These forces do perturb atomic energy levels and such, but the gravitational attraction again overwhelmingly dominates the cosmological repulsion, and even the attractive effect is undetectably small as far as I know. The Hubble recession does not affect atomic energy levels, not even a little bit.

You can extract energy from Hubble recession, but you're limited to the relative kinetic energy, as with any other relative motion. You can extract energy from gravitational attraction, but you're limited to the total potential energy. For cosmological repulsion, I think you can define a similar potential energy in de Sitter static coordinates, implying that the total energy you can extract from that over the lifetime of the universe is limited as well.

• The cosmological constant is not a gravitational force between two objects. In fact, pure de Sitter space has no expansion at all -- it has a global timelike killing vector. – Jerry Schirmer Aug 19 '14 at 19:47
• @JerrySchirmer: de Sitter space has no global timelike Killing field. Maybe you're thinking of de Sitter's original metric, which doesn't cover the whole space, but does have a "global" Killing field. The Schwarzschild exterior geometry likewise has a "global" Killing field, yet the central mass does gravitate. The two cases are very similar. So I don't understand how you concluded that "the cosmological constant is not a gravitational force". – benrg Aug 21 '14 at 0:47
• de Sitter can be written down with the line element $ds^{s} = -\left(1- \lambda r^{2}\right)dt^{2} + \frac{dr^{2}}{1 - \lambda r^{2}} + r^{2}d\Omega^{2}$, which has a manifest timelike killing vector. – Jerry Schirmer Aug 21 '14 at 1:07
• @JerrySchirmer, that's de Sitter's original metric, which doesn't cover the whole space. – benrg Aug 21 '14 at 1:29
• @JerrySchirmer: True. I'm fine with the statement that "pure de Sitter space has no expansion at all". Likewise Schwarzschild space isn't shrinking.
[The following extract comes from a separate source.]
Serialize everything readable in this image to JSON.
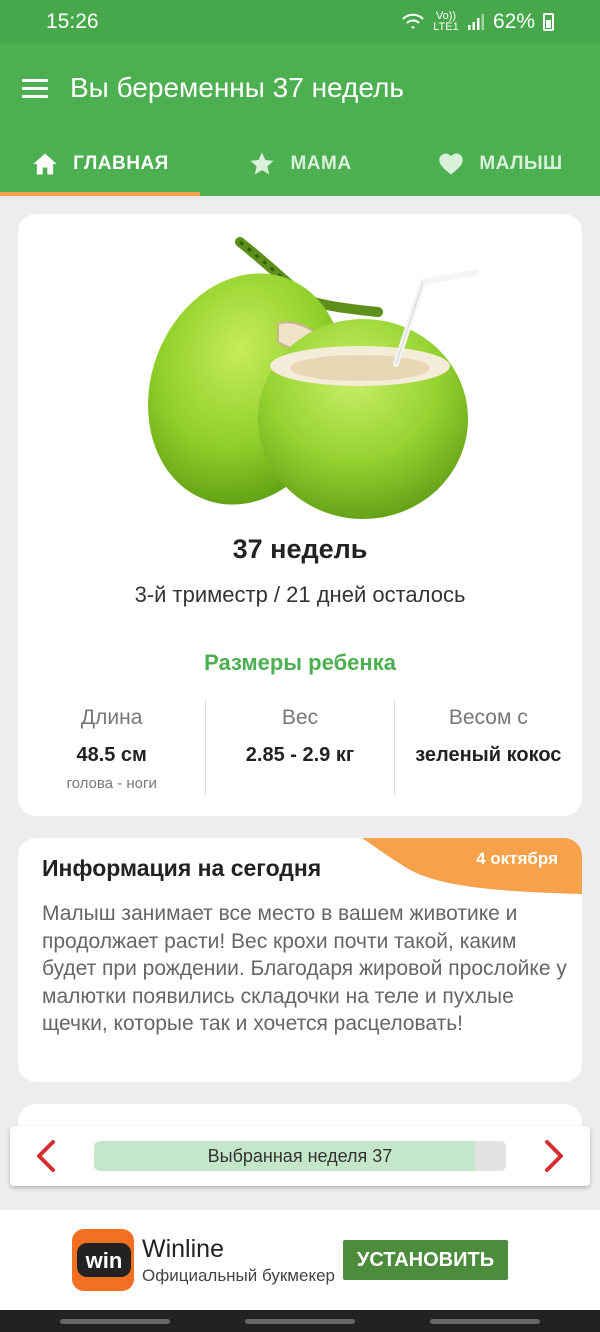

Actually I guess by "The cosmological constant is not a gravitational force between two objects" you meant it's not one can acting on the other can. I didn't mean to suggest otherwise. I only said it's a force, which it is in the same sense gravitational attraction is (geodesic motion in curved spacetime). It's repulsive in that it acts to increase the distance between the cans over time. – benrg Aug 21 '14 at 3:57